## Task details
A single figure is required: the number of lines in the data below that hold the word "value".

[Interface dataset entries]
- - - -

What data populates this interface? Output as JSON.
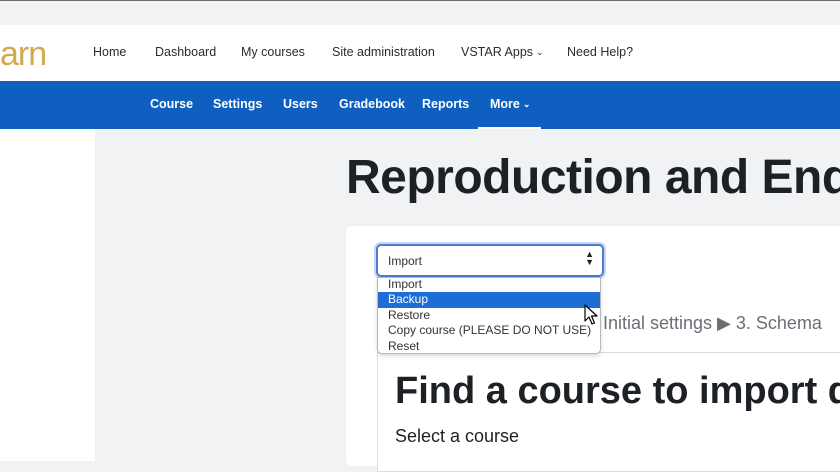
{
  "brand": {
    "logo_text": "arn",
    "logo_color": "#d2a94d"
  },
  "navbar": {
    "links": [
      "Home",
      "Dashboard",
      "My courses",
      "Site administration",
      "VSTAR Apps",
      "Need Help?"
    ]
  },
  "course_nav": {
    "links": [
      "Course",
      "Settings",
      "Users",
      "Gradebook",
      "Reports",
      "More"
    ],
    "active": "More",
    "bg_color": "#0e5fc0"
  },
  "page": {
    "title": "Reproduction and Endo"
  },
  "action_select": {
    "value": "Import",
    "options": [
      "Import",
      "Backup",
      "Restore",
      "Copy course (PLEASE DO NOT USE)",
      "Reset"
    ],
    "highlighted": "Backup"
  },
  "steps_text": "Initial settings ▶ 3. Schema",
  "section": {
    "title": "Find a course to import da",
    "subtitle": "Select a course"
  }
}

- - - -

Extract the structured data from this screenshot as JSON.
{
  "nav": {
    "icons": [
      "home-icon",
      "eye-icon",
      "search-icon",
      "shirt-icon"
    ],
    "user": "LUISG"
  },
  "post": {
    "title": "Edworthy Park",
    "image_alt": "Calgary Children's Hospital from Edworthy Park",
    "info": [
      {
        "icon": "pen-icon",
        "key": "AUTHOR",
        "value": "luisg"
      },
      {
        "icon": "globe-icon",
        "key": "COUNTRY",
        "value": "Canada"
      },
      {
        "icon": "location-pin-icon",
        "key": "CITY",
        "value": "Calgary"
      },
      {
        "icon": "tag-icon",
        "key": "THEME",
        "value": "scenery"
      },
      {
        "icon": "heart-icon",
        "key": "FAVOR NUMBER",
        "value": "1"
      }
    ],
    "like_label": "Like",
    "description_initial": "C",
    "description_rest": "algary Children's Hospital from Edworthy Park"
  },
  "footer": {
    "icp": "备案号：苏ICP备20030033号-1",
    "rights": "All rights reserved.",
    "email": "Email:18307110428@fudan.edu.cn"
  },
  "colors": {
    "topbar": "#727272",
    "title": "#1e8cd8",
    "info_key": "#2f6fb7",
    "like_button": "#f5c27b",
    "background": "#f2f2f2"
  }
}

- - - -

## Solution to this problem
6